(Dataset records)
·····

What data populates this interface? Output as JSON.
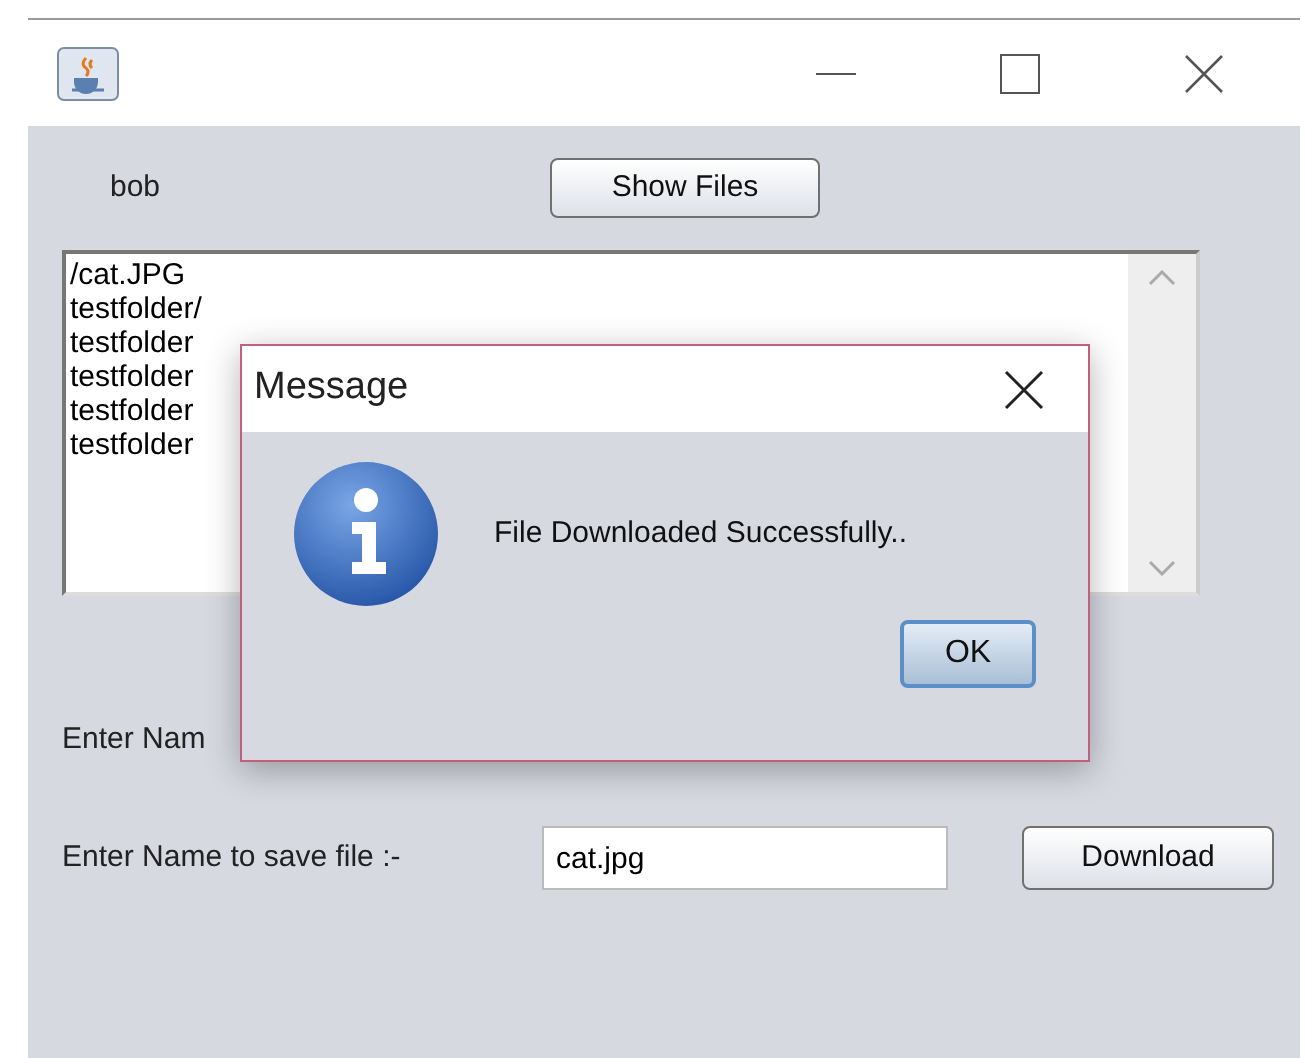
{
  "user_label": "bob",
  "show_files_button": "Show Files",
  "file_list": {
    "items": [
      "/cat.JPG",
      "testfolder/",
      "testfolder",
      "testfolder",
      "testfolder",
      "testfolder"
    ]
  },
  "name_row": {
    "label": "Enter Nam"
  },
  "save_row": {
    "label": "Enter Name to save file :-",
    "value": "cat.jpg",
    "button": "Download"
  },
  "dialog": {
    "title": "Message",
    "message": "File Downloaded Successfully..",
    "button": "OK"
  }
}
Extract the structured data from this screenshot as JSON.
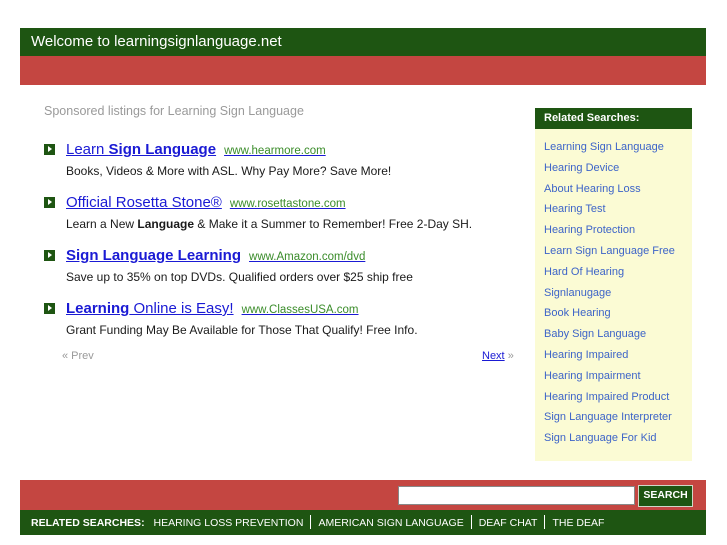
{
  "header": {
    "title": "Welcome to learningsignlanguage.net"
  },
  "sponsored_label": "Sponsored listings for Learning Sign Language",
  "listings": [
    {
      "title_parts": [
        "Learn ",
        "Sign Language"
      ],
      "url": "www.hearmore.com",
      "desc_parts": [
        "Books, Videos & More with ASL. Why Pay More? Save More!"
      ]
    },
    {
      "title_parts": [
        "Official Rosetta Stone®"
      ],
      "url": "www.rosettastone.com",
      "desc_parts": [
        "Learn a New ",
        "Language",
        " & Make it a Summer to Remember! Free 2-Day SH."
      ]
    },
    {
      "title_parts": [
        "Sign Language Learning"
      ],
      "url": "www.Amazon.com/dvd",
      "desc_parts": [
        "Save up to 35% on top DVDs. Qualified orders over $25 ship free"
      ]
    },
    {
      "title_parts": [
        "Learning",
        " Online is Easy!"
      ],
      "url": "www.ClassesUSA.com",
      "desc_parts": [
        "Grant Funding May Be Available for Those That Qualify! Free Info."
      ]
    }
  ],
  "pager": {
    "prev": "« Prev",
    "next": "Next",
    "next_arrow": "»"
  },
  "related": {
    "heading": "Related Searches:",
    "items": [
      "Learning Sign Language",
      "Hearing Device",
      "About Hearing Loss",
      "Hearing Test",
      "Hearing Protection",
      "Learn Sign Language Free",
      "Hard Of Hearing",
      "Signlanugage",
      "Book Hearing",
      "Baby Sign Language",
      "Hearing Impaired",
      "Hearing Impairment",
      "Hearing Impaired Product",
      "Sign Language Interpreter",
      "Sign Language For Kid"
    ]
  },
  "search": {
    "button_label": "SEARCH",
    "value": ""
  },
  "footer": {
    "label": "RELATED SEARCHES:",
    "links": [
      "HEARING LOSS PREVENTION",
      "AMERICAN SIGN LANGUAGE",
      "DEAF CHAT",
      "THE DEAF"
    ]
  },
  "colors": {
    "dark_green": "#1e5512",
    "red": "#c44641",
    "link_blue": "#1a1ad4",
    "url_green": "#3a8c2a",
    "related_bg": "#fbfbd4"
  }
}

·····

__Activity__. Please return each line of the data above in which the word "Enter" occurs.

__Result of the task__.
    "label": "Enter Nam"
    "label": "Enter Name to save file :-",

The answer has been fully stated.